Eshoo and Markey led 19 members of Congress in amicus brief in robocall case argued before Supreme Court today
Washington (December 8, 2020) – Senator Edward J. Markey (D-Mass.), the House author of the Telephone Consumer Protection Act (TCPA) and Congresswoman Anna G. Eshoo (D-Calif.) released the following statement after listening to oral arguments before the United States Supreme Court in Facebook, Inc. v. Duguid. Markey and Eshoo led 19 members of the Senate and House of Representatives in filing an amicus brief urging the Court to uphold the Ninth Circuit’s decision which found that the Telephone Consumer Protection Act (TCPA) protects consumers from robocalls regardless of whether the robocaller dials telephone numbers stored in a list or uses a system that dials arbitrary numbers produced by a random or sequential number generator.
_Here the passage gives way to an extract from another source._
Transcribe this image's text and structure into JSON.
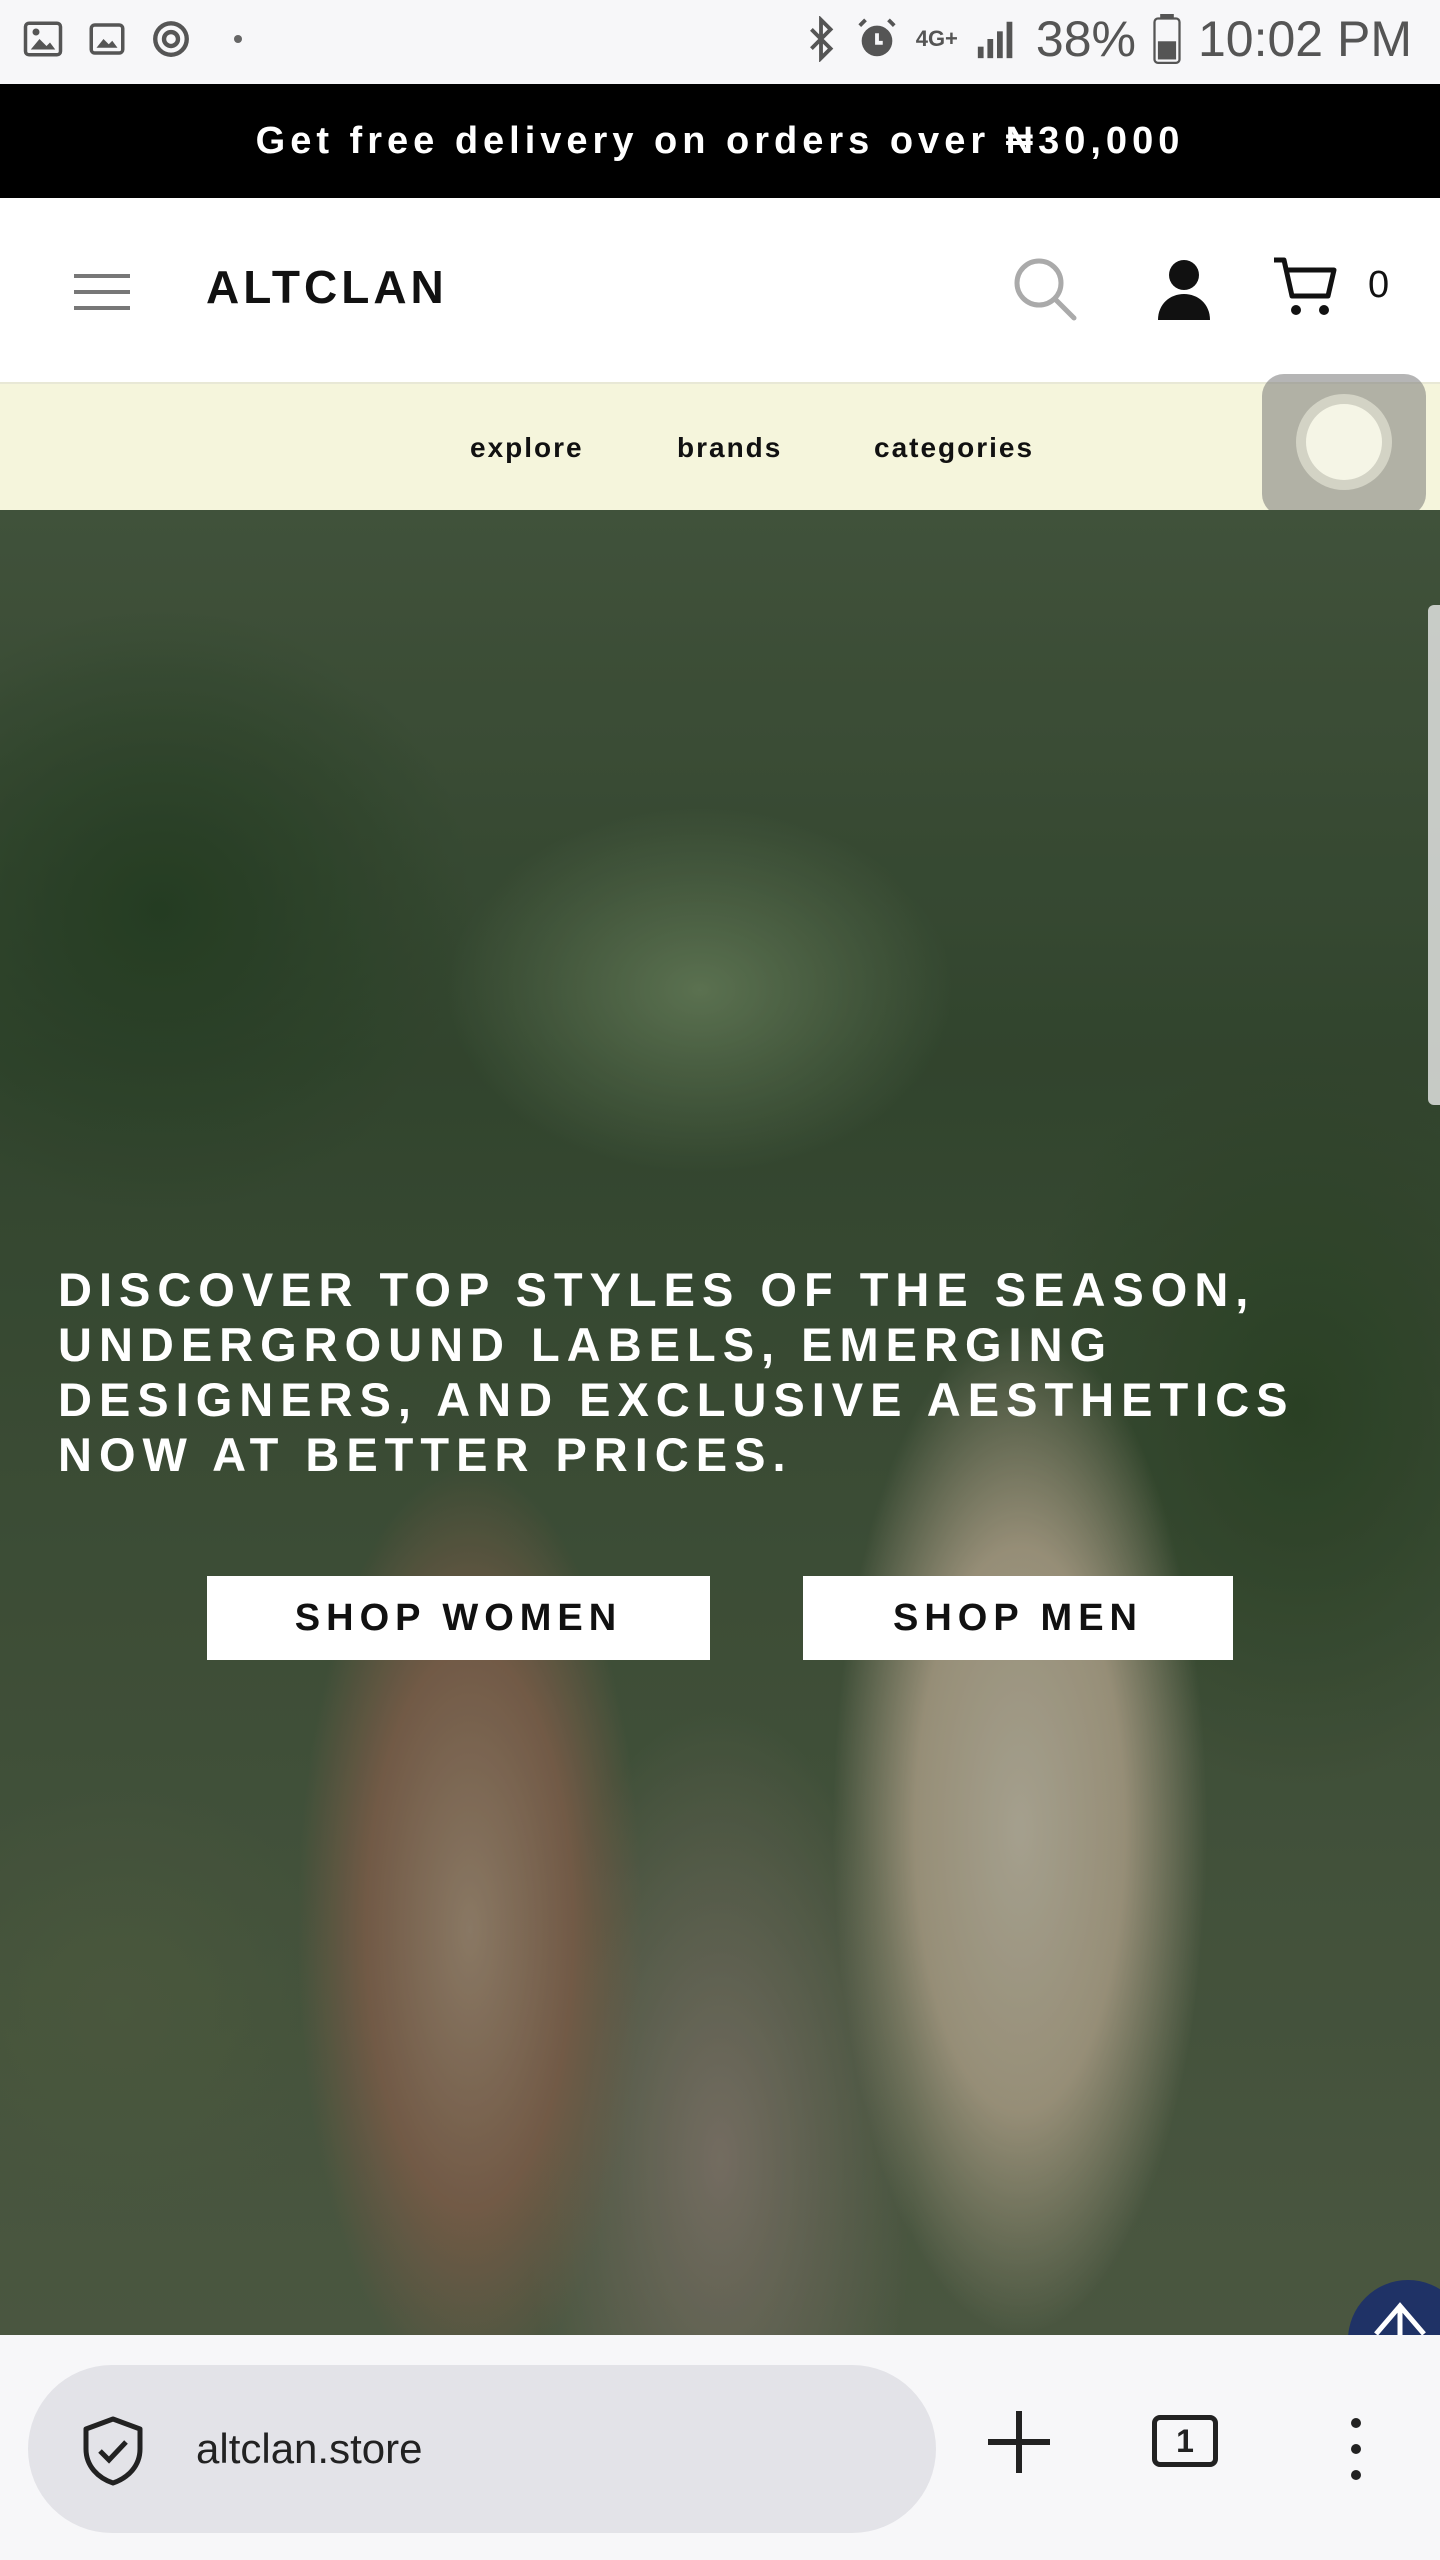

“Today, the Justices heard loud and clear that the TCPA remains absolutely essential. By restricting robocalls to mobile phones, the TCPA prevents countless unwanted robocalls every minute, hour, day, month and year from intruding on our privacy, scamming our wallets, and overwhelming our confidence in the nation’s telephone networks,” said Senator Markey and Rep. Eshoo. “We are confident that the Court will find that narrowly interpreting the definition of automatic telephone dialing system to exclude certain dialing systems ignores the intent of Congress when the law was enacted with bipartisan support and hurts Americans, as we stated in our amicus brief. The Court must reject efforts to reverse decades of precedent that would enable telemarketers and scammers to initiate billions of automated calls to Americans who have a united distain for intrusive robocalls.”
The plaintiffs in Facebook, Inc. argue that TCPA’s definition of automatic telephone dialing system (ATDS) excludes systems that dial pre-stored numbers. The Ninth Circuit rejected this argument. In their amicus brief, the lawmakers led by Senator Markey and Rep. Eshoo urged the Supreme Court to uphold the Ninth Circuit decision because the legislative history of TCPA clearly shows Congress clearly intended for the definition of ATDS to include those dialing pre-stored phone numbers. As the brief asserts, if the Supreme Court overturns the Ninth Circuit’s decision, well-resourced telemarketers would have the ability and incentive to robocall Americans endlessly.
Under the TCPA, automatic telephone dialing systems (i.e., technology that allows someone to make calls without manually dialing a number by hand) and artificial or prerecorded voices may not be used to make calls to cell phones, except with prior express consent of the called party, or if the call is being made for emergency purposes.